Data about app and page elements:
:::::
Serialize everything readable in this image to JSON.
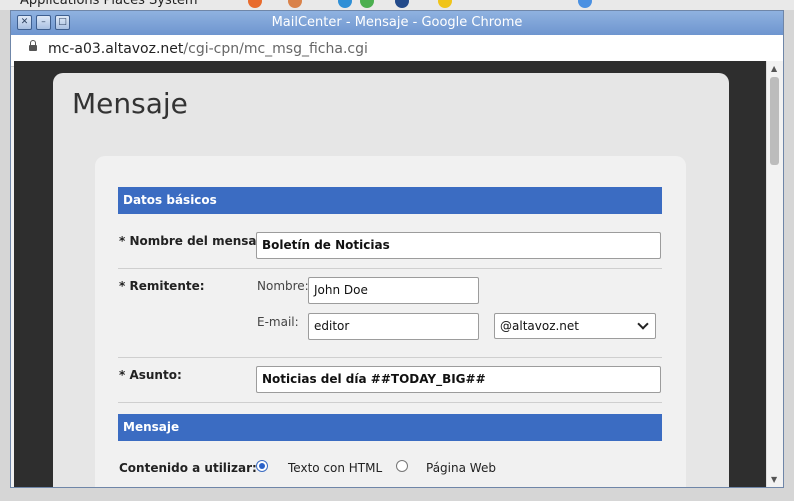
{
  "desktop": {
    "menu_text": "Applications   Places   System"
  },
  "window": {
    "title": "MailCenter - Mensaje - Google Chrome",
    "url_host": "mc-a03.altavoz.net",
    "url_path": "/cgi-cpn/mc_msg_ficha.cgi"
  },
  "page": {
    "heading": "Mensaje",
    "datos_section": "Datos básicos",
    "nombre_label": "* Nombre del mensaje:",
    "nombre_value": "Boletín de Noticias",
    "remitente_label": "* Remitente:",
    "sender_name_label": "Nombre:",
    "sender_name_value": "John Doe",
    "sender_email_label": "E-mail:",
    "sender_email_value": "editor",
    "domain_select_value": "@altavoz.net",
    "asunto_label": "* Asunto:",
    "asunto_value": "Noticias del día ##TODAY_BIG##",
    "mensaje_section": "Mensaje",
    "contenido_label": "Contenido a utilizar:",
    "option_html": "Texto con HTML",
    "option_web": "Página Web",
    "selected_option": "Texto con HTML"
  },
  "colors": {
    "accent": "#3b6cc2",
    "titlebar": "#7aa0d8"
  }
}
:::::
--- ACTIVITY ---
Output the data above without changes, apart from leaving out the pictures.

--- RESULT FOR THIS TASK ---
Serialize everything readable in this image to JSON.
{
  "desktop": {
    "menu_text": "Applications   Places   System"
  },
  "window": {
    "title": "MailCenter - Mensaje - Google Chrome",
    "url_host": "mc-a03.altavoz.net",
    "url_path": "/cgi-cpn/mc_msg_ficha.cgi"
  },
  "page": {
    "heading": "Mensaje",
    "datos_section": "Datos básicos",
    "nombre_label": "* Nombre del mensaje:",
    "nombre_value": "Boletín de Noticias",
    "remitente_label": "* Remitente:",
    "sender_name_label": "Nombre:",
    "sender_name_value": "John Doe",
    "sender_email_label": "E-mail:",
    "sender_email_value": "editor",
    "domain_select_value": "@altavoz.net",
    "asunto_label": "* Asunto:",
    "asunto_value": "Noticias del día ##TODAY_BIG##",
    "mensaje_section": "Mensaje",
    "contenido_label": "Contenido a utilizar:",
    "option_html": "Texto con HTML",
    "option_web": "Página Web",
    "selected_option": "Texto con HTML"
  },
  "colors": {
    "accent": "#3b6cc2",
    "titlebar": "#7aa0d8"
  }
}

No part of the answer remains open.